In the case of Csösz' paper, I am opening up the paper, just copy and paste the respective elements and it shows up in most cases immediately up and I can view the changes through The HNS has even the feature allowing to subsribe to an alert to become aware of such changes. This way, the system is kept up to date as much as possible, of course depending also, whether we are aware of the papers published around the world and in places one would not expect to find new descriptions.

The advantage of Zootaxa paper over Myremcological News is, that once a pdf is available (Myrmecological News provides open access, Zootaxa only on a pay per artcile base), one can easily copy and paste any text, which is not possible generally from Myrmecological News, with the exceptions, when they provide publications with taxonomic content to be included in

Nomenclatorial slopiness

Cataloging and entering nomenclatorial relevant data is best done by machine (if not even better generated by machine and coded accordingly). However, this needs some discipline by the authors to allow at least semiautomatic processing.

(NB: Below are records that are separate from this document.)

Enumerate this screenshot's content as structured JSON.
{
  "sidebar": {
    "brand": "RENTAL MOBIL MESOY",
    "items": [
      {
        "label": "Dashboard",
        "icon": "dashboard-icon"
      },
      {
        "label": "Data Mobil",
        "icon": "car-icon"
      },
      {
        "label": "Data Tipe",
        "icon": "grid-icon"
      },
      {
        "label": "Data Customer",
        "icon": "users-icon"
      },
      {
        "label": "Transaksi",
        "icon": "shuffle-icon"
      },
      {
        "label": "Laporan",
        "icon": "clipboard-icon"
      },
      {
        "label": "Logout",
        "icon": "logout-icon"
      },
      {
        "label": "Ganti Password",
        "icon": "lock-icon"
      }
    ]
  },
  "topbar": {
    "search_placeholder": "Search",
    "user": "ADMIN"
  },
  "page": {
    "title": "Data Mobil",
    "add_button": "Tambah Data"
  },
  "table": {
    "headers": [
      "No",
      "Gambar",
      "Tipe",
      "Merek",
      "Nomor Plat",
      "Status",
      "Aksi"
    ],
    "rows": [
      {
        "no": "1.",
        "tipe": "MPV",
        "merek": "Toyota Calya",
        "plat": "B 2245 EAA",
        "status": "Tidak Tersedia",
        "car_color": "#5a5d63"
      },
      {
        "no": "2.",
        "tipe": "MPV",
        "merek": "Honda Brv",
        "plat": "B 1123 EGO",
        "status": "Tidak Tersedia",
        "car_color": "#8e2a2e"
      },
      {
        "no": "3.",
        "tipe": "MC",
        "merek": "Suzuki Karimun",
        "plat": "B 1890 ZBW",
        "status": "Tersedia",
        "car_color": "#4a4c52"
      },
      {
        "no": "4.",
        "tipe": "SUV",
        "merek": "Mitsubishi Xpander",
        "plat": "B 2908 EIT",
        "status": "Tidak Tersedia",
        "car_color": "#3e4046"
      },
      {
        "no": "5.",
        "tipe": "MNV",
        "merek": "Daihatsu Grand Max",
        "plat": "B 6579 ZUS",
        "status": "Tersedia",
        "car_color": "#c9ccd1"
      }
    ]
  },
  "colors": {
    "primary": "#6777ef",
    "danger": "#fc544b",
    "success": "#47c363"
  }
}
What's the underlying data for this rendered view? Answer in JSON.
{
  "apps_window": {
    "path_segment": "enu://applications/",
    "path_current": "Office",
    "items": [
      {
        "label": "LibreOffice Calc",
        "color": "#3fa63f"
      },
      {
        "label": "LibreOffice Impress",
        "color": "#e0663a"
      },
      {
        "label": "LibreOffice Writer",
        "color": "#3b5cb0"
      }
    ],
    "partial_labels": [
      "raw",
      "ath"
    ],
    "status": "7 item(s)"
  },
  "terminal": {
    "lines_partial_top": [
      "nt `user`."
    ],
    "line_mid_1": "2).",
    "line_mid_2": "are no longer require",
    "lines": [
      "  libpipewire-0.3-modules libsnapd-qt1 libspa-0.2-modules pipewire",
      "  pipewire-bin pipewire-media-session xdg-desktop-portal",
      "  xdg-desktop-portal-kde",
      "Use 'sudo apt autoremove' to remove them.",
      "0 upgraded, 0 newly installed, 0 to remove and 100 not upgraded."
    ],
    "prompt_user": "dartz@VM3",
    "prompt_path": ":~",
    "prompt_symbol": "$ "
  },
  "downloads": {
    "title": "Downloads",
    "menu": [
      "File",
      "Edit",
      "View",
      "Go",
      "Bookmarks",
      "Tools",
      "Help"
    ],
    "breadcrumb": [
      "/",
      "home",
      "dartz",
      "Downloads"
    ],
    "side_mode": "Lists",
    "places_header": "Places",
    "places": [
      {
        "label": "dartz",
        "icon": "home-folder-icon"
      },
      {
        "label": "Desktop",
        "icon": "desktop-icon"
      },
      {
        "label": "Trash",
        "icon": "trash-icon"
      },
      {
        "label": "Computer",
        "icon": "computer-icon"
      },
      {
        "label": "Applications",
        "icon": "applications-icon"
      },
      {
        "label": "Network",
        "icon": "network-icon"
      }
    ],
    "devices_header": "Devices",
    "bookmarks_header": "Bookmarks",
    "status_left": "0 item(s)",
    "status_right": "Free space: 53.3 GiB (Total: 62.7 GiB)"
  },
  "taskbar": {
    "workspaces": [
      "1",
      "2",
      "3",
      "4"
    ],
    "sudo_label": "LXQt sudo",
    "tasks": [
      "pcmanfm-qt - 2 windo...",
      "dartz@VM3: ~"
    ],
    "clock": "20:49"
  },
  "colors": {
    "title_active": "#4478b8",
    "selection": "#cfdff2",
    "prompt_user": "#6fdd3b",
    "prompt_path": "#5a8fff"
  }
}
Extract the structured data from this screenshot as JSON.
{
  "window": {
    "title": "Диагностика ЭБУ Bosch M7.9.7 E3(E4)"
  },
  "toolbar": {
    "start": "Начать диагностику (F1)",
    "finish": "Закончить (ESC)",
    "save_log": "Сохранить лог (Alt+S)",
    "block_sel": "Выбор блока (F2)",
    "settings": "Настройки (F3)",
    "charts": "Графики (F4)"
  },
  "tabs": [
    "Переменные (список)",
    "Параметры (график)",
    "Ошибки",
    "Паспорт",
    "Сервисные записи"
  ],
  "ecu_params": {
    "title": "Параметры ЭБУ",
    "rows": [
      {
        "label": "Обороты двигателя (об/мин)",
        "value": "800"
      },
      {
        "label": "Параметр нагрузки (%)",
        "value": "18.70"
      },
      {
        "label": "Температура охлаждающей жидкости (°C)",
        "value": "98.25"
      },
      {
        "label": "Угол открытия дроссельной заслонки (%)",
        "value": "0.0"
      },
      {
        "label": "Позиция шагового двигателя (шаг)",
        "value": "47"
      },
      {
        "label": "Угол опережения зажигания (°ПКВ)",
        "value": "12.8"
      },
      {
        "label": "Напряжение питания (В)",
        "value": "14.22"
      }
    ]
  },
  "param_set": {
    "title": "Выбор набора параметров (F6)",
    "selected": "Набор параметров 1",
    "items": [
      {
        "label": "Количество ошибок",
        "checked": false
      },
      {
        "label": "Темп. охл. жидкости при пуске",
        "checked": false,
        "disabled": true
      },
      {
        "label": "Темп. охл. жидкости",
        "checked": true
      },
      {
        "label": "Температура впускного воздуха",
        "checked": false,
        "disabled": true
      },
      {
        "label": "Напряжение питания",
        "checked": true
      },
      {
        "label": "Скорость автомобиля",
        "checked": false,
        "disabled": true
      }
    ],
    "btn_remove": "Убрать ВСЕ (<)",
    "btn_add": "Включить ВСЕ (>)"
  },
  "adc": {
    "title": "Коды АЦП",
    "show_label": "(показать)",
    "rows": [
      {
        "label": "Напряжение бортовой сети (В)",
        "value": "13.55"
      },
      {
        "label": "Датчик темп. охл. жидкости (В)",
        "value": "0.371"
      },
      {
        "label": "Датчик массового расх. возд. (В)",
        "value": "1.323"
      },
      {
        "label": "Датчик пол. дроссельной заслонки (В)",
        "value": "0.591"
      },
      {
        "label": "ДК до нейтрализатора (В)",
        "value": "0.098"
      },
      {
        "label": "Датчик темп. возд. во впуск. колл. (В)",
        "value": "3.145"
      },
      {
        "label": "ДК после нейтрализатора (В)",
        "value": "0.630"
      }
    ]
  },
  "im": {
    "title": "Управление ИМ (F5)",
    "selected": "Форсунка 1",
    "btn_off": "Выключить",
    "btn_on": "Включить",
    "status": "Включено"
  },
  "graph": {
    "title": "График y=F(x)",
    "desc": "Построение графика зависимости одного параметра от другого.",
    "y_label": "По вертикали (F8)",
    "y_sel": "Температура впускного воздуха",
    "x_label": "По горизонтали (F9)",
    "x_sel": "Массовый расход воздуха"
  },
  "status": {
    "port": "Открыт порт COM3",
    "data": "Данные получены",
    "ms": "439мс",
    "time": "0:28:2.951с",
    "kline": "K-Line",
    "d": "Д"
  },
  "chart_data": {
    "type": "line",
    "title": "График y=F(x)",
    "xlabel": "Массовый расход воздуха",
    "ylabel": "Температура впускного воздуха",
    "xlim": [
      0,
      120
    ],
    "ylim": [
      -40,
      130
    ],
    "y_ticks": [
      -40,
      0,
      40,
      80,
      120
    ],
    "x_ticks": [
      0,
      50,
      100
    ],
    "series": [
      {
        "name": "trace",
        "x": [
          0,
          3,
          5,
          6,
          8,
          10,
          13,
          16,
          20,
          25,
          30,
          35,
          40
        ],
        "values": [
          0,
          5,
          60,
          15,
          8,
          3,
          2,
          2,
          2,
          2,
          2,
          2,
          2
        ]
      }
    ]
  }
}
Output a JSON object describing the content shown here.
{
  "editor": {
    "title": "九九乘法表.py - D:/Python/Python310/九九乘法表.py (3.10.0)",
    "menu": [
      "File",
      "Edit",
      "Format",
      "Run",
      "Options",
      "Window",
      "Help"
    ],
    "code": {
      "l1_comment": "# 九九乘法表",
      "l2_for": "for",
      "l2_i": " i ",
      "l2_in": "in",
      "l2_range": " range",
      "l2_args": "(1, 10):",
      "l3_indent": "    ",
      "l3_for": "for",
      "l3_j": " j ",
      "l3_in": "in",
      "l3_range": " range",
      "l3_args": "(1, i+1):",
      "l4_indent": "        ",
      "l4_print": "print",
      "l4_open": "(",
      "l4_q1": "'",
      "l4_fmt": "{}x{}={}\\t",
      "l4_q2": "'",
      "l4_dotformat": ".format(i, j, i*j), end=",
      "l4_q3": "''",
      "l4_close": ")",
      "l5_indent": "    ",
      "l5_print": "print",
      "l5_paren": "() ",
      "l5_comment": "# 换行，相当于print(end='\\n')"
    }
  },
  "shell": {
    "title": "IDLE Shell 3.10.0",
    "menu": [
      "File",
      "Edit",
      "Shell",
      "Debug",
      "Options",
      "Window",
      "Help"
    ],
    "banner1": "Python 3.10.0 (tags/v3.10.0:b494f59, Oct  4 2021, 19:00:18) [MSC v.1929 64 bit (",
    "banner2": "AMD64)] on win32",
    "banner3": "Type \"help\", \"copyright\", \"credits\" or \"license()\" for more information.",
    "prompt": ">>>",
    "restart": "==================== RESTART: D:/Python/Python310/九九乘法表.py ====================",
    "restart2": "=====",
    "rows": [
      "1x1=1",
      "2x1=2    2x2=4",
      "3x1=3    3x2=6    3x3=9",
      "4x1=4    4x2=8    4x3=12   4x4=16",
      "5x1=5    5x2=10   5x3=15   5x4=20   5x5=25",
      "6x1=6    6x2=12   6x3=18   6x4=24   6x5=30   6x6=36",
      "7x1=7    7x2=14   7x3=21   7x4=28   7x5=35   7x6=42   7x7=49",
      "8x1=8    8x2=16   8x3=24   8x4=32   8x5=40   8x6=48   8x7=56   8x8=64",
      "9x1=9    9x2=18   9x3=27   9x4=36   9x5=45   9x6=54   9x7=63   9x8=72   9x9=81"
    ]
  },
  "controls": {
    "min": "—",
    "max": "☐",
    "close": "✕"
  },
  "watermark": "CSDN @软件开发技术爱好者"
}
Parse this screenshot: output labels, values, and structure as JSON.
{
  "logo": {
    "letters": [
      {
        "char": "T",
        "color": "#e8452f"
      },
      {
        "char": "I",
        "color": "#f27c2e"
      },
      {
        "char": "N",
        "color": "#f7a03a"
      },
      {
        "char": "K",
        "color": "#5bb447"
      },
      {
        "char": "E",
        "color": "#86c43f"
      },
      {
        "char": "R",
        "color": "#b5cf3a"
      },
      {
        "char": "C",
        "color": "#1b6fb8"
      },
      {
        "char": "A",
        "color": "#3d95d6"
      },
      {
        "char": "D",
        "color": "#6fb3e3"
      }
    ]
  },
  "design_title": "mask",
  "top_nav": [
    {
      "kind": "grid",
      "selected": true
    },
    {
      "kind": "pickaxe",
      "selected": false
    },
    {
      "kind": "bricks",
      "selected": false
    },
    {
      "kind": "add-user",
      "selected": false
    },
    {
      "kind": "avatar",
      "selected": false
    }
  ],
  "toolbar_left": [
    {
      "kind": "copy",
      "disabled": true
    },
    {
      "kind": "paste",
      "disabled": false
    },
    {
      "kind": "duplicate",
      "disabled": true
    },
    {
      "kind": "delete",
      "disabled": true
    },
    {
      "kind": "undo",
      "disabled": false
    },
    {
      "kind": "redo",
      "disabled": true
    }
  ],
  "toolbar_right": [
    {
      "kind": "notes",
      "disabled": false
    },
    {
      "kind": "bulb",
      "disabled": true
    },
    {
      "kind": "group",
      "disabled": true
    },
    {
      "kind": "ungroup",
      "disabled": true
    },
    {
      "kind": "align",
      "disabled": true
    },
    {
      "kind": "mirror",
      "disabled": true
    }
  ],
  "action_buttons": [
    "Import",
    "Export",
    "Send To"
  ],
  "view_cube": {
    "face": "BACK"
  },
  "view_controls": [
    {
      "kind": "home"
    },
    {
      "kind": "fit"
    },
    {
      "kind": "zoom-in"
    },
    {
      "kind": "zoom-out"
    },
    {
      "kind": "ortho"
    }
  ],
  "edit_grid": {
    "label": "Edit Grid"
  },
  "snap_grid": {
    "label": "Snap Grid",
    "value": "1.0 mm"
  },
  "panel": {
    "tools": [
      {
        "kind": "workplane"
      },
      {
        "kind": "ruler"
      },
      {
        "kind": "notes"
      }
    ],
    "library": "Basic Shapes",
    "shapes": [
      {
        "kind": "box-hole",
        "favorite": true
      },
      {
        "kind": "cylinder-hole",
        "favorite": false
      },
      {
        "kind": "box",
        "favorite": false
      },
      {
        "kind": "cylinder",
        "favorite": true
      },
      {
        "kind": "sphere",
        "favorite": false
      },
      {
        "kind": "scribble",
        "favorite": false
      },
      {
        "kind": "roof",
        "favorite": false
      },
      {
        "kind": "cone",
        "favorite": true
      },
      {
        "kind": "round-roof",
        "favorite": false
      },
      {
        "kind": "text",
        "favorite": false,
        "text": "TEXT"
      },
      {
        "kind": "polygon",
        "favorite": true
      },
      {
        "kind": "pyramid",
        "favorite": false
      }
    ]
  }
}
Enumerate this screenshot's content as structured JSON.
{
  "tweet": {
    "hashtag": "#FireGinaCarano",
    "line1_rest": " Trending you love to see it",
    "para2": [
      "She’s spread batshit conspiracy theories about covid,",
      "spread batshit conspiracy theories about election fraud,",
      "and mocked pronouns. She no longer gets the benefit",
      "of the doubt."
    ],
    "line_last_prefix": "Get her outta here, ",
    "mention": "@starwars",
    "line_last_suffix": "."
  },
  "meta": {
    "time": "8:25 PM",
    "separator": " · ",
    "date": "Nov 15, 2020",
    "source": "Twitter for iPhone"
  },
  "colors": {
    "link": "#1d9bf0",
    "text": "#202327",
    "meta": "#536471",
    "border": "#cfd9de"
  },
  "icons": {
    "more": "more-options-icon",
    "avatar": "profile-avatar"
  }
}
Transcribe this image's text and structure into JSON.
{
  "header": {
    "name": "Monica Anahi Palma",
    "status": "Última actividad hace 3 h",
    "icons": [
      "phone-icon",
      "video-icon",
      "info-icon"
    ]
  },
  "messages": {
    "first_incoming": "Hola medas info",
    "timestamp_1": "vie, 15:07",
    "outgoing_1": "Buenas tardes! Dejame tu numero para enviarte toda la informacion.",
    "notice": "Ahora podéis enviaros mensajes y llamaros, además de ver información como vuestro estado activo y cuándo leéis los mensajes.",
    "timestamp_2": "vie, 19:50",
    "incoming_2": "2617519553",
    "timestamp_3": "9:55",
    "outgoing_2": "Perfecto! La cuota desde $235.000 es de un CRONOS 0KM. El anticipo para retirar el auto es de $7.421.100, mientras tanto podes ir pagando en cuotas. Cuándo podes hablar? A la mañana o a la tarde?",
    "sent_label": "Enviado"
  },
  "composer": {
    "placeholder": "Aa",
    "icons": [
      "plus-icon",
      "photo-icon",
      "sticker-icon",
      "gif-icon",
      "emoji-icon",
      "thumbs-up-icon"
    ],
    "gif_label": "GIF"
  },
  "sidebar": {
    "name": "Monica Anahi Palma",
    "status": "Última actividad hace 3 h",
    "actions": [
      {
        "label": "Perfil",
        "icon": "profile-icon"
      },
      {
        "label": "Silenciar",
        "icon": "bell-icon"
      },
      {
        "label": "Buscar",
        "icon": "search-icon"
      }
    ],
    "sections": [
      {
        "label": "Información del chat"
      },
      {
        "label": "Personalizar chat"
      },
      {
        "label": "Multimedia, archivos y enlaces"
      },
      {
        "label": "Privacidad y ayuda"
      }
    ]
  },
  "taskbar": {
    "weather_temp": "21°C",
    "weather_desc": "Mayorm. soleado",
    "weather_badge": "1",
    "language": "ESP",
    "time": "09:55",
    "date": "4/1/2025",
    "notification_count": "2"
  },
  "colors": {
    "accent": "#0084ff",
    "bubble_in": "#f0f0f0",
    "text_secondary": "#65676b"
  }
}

Right now, I am looking at Seiferts paper on west Palaearctic Myrmica species where he raises two subspecies to species and makes some synonymies. At least that what he mentions in the abstract.

When you actually read the paper you are overwhelmed by extensive measurements, but very incomplete information on the specimens he used to derive his conclusions. In other words, nobody could reproduce this paper- a standard scientific expectation.

Within the paper he has for some of the taxa a section header, so it is clear he talks about a particular taxon for which he at least provides a list of the taxa he is including (and only from the abstract does one knows that he is actually synonymizing them). It would be much easier for any one abstracting this paper, not to speak of the computer, if there would be a simple acronomy ".n.syn.". But then, for Myrmica spinosior, it is completely implicit that he is rasising this taxon to species level.

There is also the issue about the original citation. For example, he lists "Myrmica lobicornis var. lobulicornis Nylander" as "Myrmica lobicornis lobulicornis" which is a simple detail not necessary for the computer, but an inconsistency because in other places he is using the original citations. When I asked him about another case he just replied that I would surely know what he meant, and that he might have confused this name with what was written on the label. This has no nomenclatorial consequences, as he points out, but it means a lot more work and a lot of hassle for Zoorecord or us who actually try to keep a record of what is being published. And it makes it very difficult to write programs like GoldenGATE, which actually ought to help to transfer our systematics knowledge into a digital world, where all our colleagues could take advantage of. For a taxonomist, who now has allmost all the publications available as pdf, this might be just one step to actually check the original publication and extract the proper original combinations.

In the next case though, it might have consequences. He lists "Myrmica lobicornis lobicornis var. lissahorensis" Stärcke as synonym of Myrmica lobicornis. But this is a quadrinomen, and thus not an available name. The name has been made available by Stitz in 1939:100. Furthermore, in this case, Seifert hasn't looked at the type, but the description only.